In a Huffington Post piece, she demonstrates no concern about the vilification that enabled Asbahi’s dismissal. Indeed, she fails to mention it even once. Is this because Manji is too busy contributing to the problem to pause and reflect? Or is it because this would upset her core base — the neoconservatives who mount these smear campaigns?
Whatever the case, Manji performs her predictable pre-programmed attack routine, observing contemptuously: “. . . Mazen Asbahi has just resigned. I can’t say I’m disheartened. He’d been embraced by groups like the Muslim Public Affairs Council and the Islamic Society of North America, renowned for their conservative politics and ‘moderate’ double-speak.”
Writing a piece occasioned by attacks on one Muslim, Manji manages to magnify the insult by attacking thousands of other Muslims.
According to her politics, anyone who does not dance to the detonation of cluster bombs is already suspect. So her invective aimed at groups representing thousands of American Muslims, which she never bothers to back up with arguments, is understandable.
Not yet satisfied with herself, she goes on to pant about “most” American Muslims being stuck in a 7th century — or perhaps 10th century, depending on her mood — “time warp.” Serving as 21st century America’s doctors, teachers, engineers, shopkeepers, and plant workers, Muslims have been too busy to notice this worrisome defect.
Concluding with a few shopworn words about “moral courage” and “revolutionary ethos,” Manji polishes off her attacks on the community by invoking vague platitudes about Muslim “reform.”
This is Manji’s sole gimmick: disingenuous calls for Muslims to move forward belied by support for those pulling America backward.

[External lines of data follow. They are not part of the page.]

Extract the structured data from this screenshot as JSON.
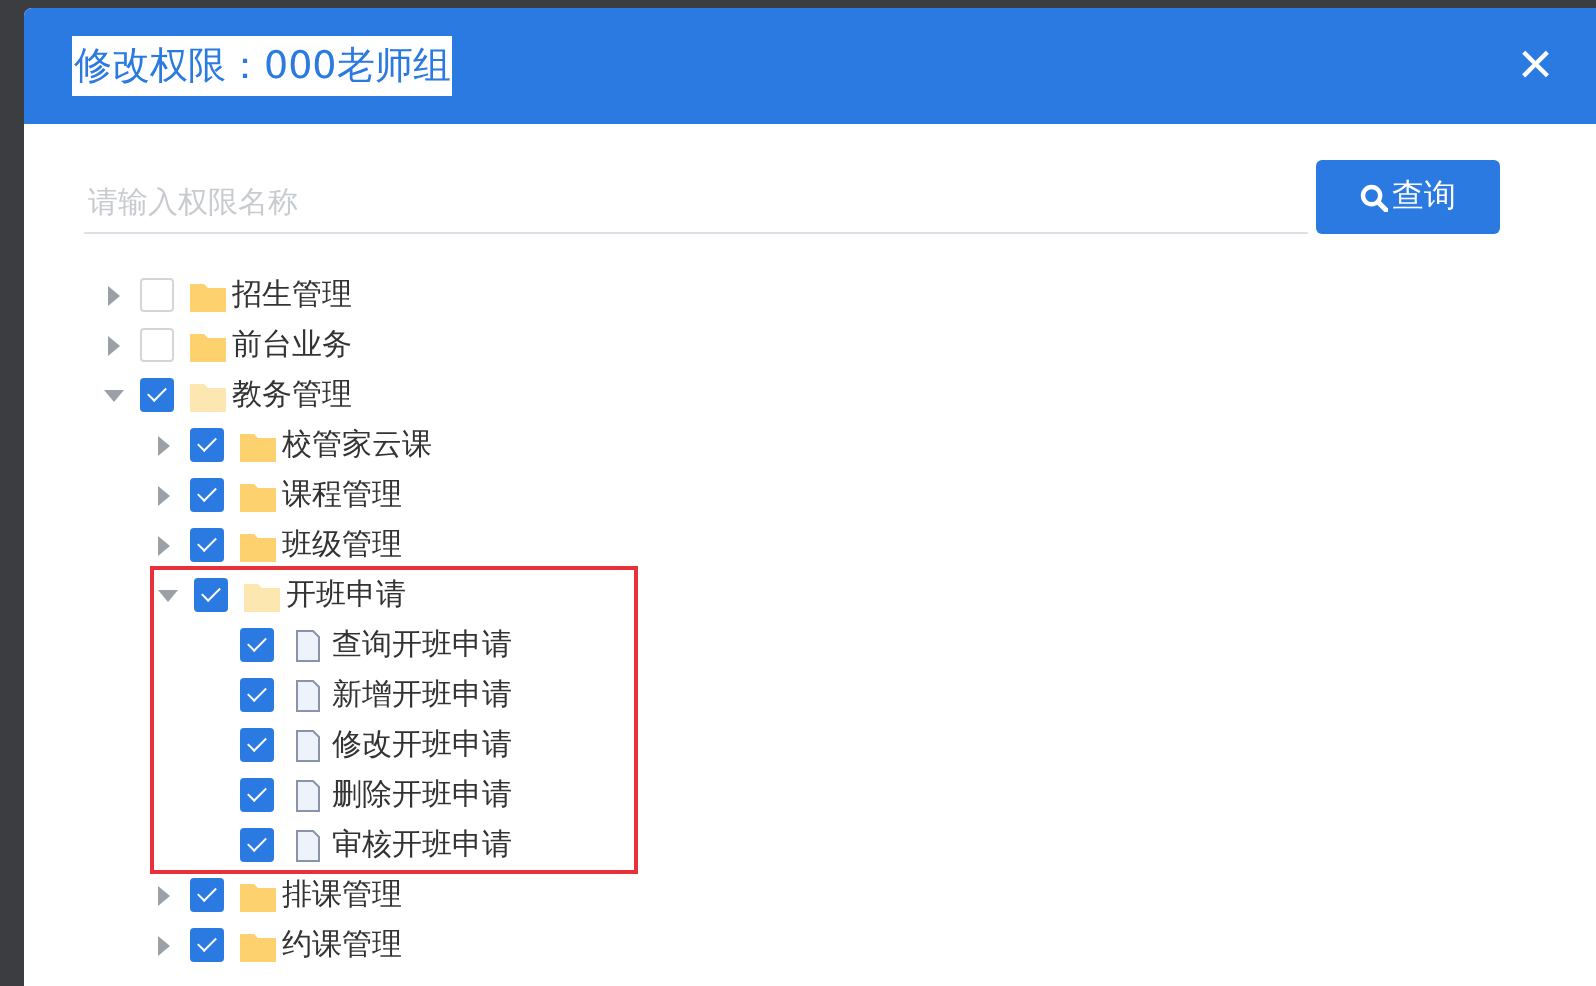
{
  "dialog": {
    "title": "修改权限：000老师组",
    "title_selected": true,
    "close": "×"
  },
  "search": {
    "placeholder": "请输入权限名称",
    "button": "查询"
  },
  "tree": [
    {
      "label": "招生管理",
      "kind": "folder",
      "checked": false,
      "expanded": false
    },
    {
      "label": "前台业务",
      "kind": "folder",
      "checked": false,
      "expanded": false
    },
    {
      "label": "教务管理",
      "kind": "folder",
      "checked": true,
      "expanded": true,
      "children": [
        {
          "label": "校管家云课",
          "kind": "folder",
          "checked": true,
          "expanded": false
        },
        {
          "label": "课程管理",
          "kind": "folder",
          "checked": true,
          "expanded": false
        },
        {
          "label": "班级管理",
          "kind": "folder",
          "checked": true,
          "expanded": false
        },
        {
          "label": "开班申请",
          "kind": "folder",
          "checked": true,
          "expanded": true,
          "highlighted": true,
          "children": [
            {
              "label": "查询开班申请",
              "kind": "file",
              "checked": true
            },
            {
              "label": "新增开班申请",
              "kind": "file",
              "checked": true
            },
            {
              "label": "修改开班申请",
              "kind": "file",
              "checked": true
            },
            {
              "label": "删除开班申请",
              "kind": "file",
              "checked": true
            },
            {
              "label": "审核开班申请",
              "kind": "file",
              "checked": true
            }
          ]
        },
        {
          "label": "排课管理",
          "kind": "folder",
          "checked": true,
          "expanded": false
        },
        {
          "label": "约课管理",
          "kind": "folder",
          "checked": true,
          "expanded": false
        }
      ]
    }
  ]
}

What does the liberal adulation of a professional Islamophobe — one openly adored by neoconservatives, no less — say about the state of American liberalism? Will liberals come to respect and support genuine Muslim and Arab voices, like Zogby and countless unrecognized figures? Or will they continue to lazily rely on self-professed stand-ins like Irshad Manji?

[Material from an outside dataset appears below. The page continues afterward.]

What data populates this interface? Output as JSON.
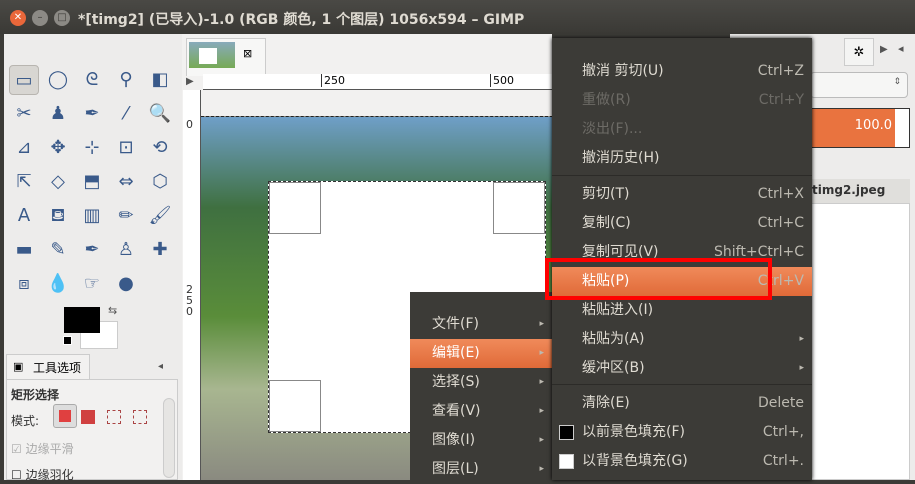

If liberalism persists on its present path, it will not only alienate a targeted community in America but pave the way for further persecution.
Perfectly illustrating this point is the New York Times‘ fawning characterization of Manji as “Osama bin Laden’s worst nightmare.” This is very far from the truth.
For years, many Muslim and non-Muslim voices have said bin Laden’s ideology is a freak phenomenon, fashioned in the ghoulish laboratory of Cold War politics and fed on a steady diet of American-Israeli assaults in the Middle East. At odds with more than 1,300 years of Muslim thought and history, these voices have insisted, bin Laden is a perversion of genuine Islam.
But Manji argues the opposite: bin Laden is a genuine product of Islam, which is itself perverted. Osama, we will recall, is for Manji the new Muhammad.
In showering attention and accolades on Manji, many liberals thus validate and promote the idea that extremist Islam is Islam itself. Could bin Laden dream of a greater gift? Could the neoconservatives?
Perhaps liberals find Manji’s message appealing because ascribing extremism to some innate feature of Islam “disappears” from view the consequences of American foreign policy. Invasion and occupation disappear. Torture and abuse disappear. Corpses of slaughtered civilians and carrions of neutralized nations disappear.
The desire to own a clear conscience, even one obtained through the muddiest logic, should never be underestimated.
There may be other answers: a fear of questioning the dominant narrative; of criticizing Israel; of discovering Islamic perspectives; of engaging the Other, who is often harangued but rarely heard.
Whatever the reason, American liberals would do well to stop glorifying anti-Muslim celebrities and start building relationships with honest Arab and Muslim voices.
We are waiting.
M. Junaid Levesque-Alam blogs about America and Islam at Crossing the Crescent (www.crossingthecrescent.com) and writes about American Muslim identity for WireTap magazine. Co-founder of Left Hook, a youth journal that ran from Nov. 2003 to March 2006, he works as a communications coordinator for an anti-domestic violence agency in the NYC area. He can be reached at: